Dyrehaven North of Copenhagen in Klampenborg is a Royal hunting ground and today a popular recreational area for activities like picnics and animal watching. Dyrehaven is a beautiful mixture of grassy areas and forest.
Dyrehaven, or Jægersborg Dyrehave, is visited by 7.5 million people every year, coming to enjoy both fauna and flora. The 2,000 deer in the park are easily found and an important part of the experience.
It was King Frederik III who in 1669 decided to fence in an area North of Copenhagen with rolling hills and woods, have a lot of deer driven into the area and make it a royal hunting ground for the next almost 100 years until Dyrehaven was opened to the general public in 1756.
No royal hunting ground without a place where the King could spend the night. Eremitageslottet or The Eremitage Castle was built at one of the highest spots in Dyrehaven next to the plain where many deer graze.
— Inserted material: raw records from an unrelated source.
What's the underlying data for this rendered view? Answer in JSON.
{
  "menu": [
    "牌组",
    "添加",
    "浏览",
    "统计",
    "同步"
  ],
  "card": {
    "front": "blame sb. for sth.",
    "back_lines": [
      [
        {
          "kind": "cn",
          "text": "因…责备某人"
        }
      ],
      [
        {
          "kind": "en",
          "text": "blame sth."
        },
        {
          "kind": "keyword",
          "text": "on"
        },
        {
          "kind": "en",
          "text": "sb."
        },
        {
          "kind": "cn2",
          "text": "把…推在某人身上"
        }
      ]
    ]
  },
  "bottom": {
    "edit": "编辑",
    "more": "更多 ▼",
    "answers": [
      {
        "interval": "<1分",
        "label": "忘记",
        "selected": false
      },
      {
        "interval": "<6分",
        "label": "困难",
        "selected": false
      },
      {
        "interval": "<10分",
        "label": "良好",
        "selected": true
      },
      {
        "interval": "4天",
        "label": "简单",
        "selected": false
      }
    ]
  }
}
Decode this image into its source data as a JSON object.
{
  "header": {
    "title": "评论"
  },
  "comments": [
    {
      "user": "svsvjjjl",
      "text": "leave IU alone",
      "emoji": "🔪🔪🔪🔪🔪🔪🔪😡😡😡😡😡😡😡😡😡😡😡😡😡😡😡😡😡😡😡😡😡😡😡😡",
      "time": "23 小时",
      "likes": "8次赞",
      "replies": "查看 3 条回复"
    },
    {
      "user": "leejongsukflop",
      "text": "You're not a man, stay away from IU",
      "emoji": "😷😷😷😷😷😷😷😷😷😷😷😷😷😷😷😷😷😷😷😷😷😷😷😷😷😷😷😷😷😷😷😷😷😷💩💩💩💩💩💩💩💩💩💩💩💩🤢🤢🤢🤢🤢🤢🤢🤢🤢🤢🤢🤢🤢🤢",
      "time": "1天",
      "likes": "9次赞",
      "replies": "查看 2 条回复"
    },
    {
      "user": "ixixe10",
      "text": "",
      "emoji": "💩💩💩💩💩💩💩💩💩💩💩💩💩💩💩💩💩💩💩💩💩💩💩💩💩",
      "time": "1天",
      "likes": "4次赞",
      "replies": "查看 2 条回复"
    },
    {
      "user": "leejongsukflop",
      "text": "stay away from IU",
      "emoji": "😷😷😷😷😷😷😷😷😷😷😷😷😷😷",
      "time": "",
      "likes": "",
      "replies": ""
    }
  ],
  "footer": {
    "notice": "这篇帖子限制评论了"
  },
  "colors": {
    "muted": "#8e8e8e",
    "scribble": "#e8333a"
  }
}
You don't have to go to the plain to find deer - they are scattered throughout Dyrehaven and feed off the grass and undergrowth.
Deer lose their antlers in March or April and begin scraping the skin off of their new antlers in August, so you won't see the impressive antlers during the summer months.
The deer are always alert and looking for animals of prey, and when they feel threatened they look in the direction of what they consider a threat - in this case a couple of humans. The visitors are doing the right thing by watching the hinds from a distance, but whenever a deer is watching a potential threat, it is being stressed. A rule of thumb is to always stay on the paths.
Visitors to Dyrehaven are asked not to feed the animals or in any way make the animals so tame that they are no longer scared of humans. If a deer becomes tame the game wardens will shoot it because although it might be tame it is a big animal and can unintentionally cause a lot of harm to humans.
In September and October Dyrehaven is the scene of fights between stags to decide dominance and who gets to breed with the hinds. This is a time when it's especially important to keep distance to the stags and deer. It is an impressive sight to watch such magnificent animals fight, but unfortunate if you inadvertently become part of such a fight.
The Red Gate is found at all the entrances to Dyrehaven and to this day bear the insignia of the king, or currently the Queen. This particular entrance is right next to the Klampenborg S-train Station, making it very easy to get from Copenhagen to Dyrehaven and back.